BRIEF => Could you filter the data below down to the lines that hold the word "this"?

TASK INPUTS =>
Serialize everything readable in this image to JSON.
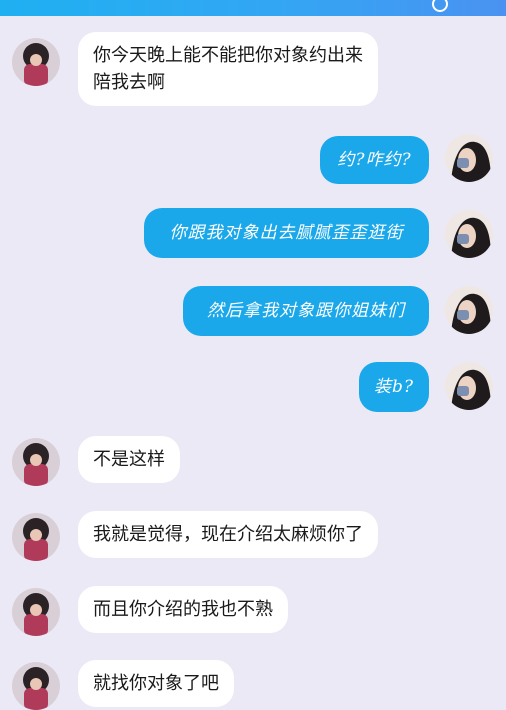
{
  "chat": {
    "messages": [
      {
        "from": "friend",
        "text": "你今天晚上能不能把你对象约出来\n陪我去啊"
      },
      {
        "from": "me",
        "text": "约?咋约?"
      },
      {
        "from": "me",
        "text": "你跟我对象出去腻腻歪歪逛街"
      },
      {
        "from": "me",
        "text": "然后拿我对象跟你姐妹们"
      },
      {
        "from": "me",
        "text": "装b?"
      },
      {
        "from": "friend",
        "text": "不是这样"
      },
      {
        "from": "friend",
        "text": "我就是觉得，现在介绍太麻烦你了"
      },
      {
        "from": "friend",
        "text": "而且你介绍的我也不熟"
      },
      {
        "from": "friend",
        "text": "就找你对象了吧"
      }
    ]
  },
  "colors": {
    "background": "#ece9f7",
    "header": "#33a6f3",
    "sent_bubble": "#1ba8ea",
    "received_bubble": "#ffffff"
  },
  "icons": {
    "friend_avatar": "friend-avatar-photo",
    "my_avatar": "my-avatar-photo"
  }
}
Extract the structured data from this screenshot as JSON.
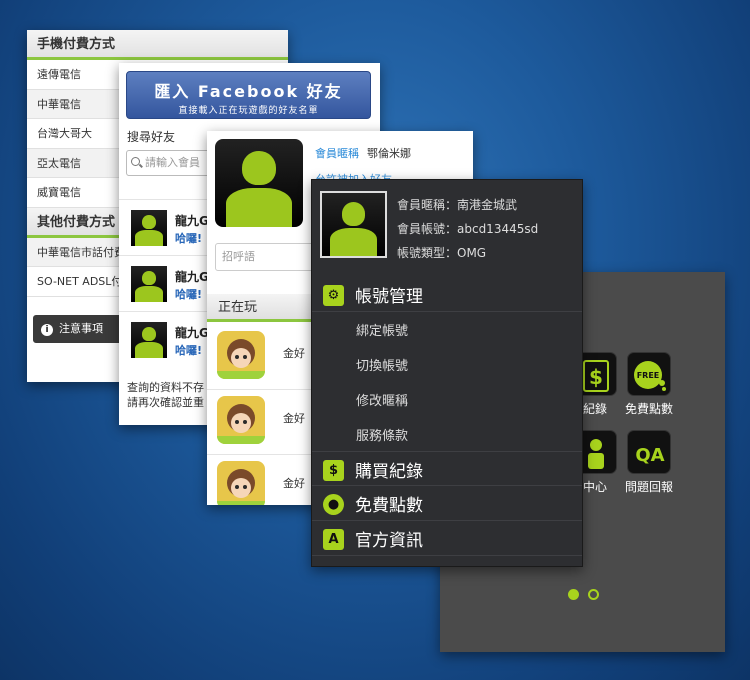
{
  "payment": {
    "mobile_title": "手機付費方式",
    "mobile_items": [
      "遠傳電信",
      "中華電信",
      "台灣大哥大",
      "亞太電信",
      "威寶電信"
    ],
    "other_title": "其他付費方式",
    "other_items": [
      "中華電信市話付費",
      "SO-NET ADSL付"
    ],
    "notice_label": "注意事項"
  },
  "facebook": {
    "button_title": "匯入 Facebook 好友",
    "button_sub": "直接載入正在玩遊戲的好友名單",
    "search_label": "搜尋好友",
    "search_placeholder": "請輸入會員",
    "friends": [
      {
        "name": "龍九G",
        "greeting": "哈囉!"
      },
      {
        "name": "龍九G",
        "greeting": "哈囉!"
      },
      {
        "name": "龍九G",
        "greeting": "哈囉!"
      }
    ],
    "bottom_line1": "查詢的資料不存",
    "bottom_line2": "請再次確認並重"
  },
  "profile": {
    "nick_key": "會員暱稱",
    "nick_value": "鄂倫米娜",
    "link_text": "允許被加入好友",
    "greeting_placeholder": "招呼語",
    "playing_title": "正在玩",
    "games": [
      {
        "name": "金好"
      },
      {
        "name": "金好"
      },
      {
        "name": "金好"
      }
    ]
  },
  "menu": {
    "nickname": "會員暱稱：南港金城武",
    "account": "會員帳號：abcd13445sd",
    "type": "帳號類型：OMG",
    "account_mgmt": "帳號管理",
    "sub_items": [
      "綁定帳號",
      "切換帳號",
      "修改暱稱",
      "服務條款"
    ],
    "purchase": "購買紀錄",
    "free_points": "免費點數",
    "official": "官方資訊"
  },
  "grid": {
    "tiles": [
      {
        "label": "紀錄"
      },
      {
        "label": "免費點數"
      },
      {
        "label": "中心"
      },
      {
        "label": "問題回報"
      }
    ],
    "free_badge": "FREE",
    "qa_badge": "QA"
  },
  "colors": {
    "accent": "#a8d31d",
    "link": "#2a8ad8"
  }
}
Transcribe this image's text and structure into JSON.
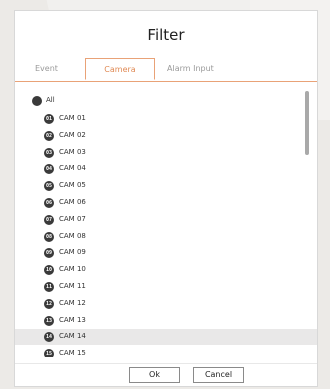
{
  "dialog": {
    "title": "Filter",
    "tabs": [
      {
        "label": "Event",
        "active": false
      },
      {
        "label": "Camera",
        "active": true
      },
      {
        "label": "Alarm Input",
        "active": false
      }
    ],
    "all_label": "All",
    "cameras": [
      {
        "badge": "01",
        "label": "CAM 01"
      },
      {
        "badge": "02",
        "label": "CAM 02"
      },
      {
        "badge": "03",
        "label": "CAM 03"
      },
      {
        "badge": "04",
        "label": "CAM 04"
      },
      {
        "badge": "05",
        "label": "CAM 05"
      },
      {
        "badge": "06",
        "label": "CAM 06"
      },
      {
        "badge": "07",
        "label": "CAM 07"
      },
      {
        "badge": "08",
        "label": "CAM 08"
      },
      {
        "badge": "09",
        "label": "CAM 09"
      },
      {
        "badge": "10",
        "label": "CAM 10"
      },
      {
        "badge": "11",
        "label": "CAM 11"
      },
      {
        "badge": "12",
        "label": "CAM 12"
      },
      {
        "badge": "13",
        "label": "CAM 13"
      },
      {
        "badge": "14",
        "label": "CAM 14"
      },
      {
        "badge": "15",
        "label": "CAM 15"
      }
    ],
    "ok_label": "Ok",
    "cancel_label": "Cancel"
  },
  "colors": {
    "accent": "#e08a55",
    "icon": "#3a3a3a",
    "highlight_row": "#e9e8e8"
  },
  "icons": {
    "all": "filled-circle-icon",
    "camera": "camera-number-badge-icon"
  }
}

EXPECTED ANSWER =>
Serialize everything readable in this image to JSON.
Extract the structured data from this screenshot as JSON.
Transcribe this image's text and structure into JSON.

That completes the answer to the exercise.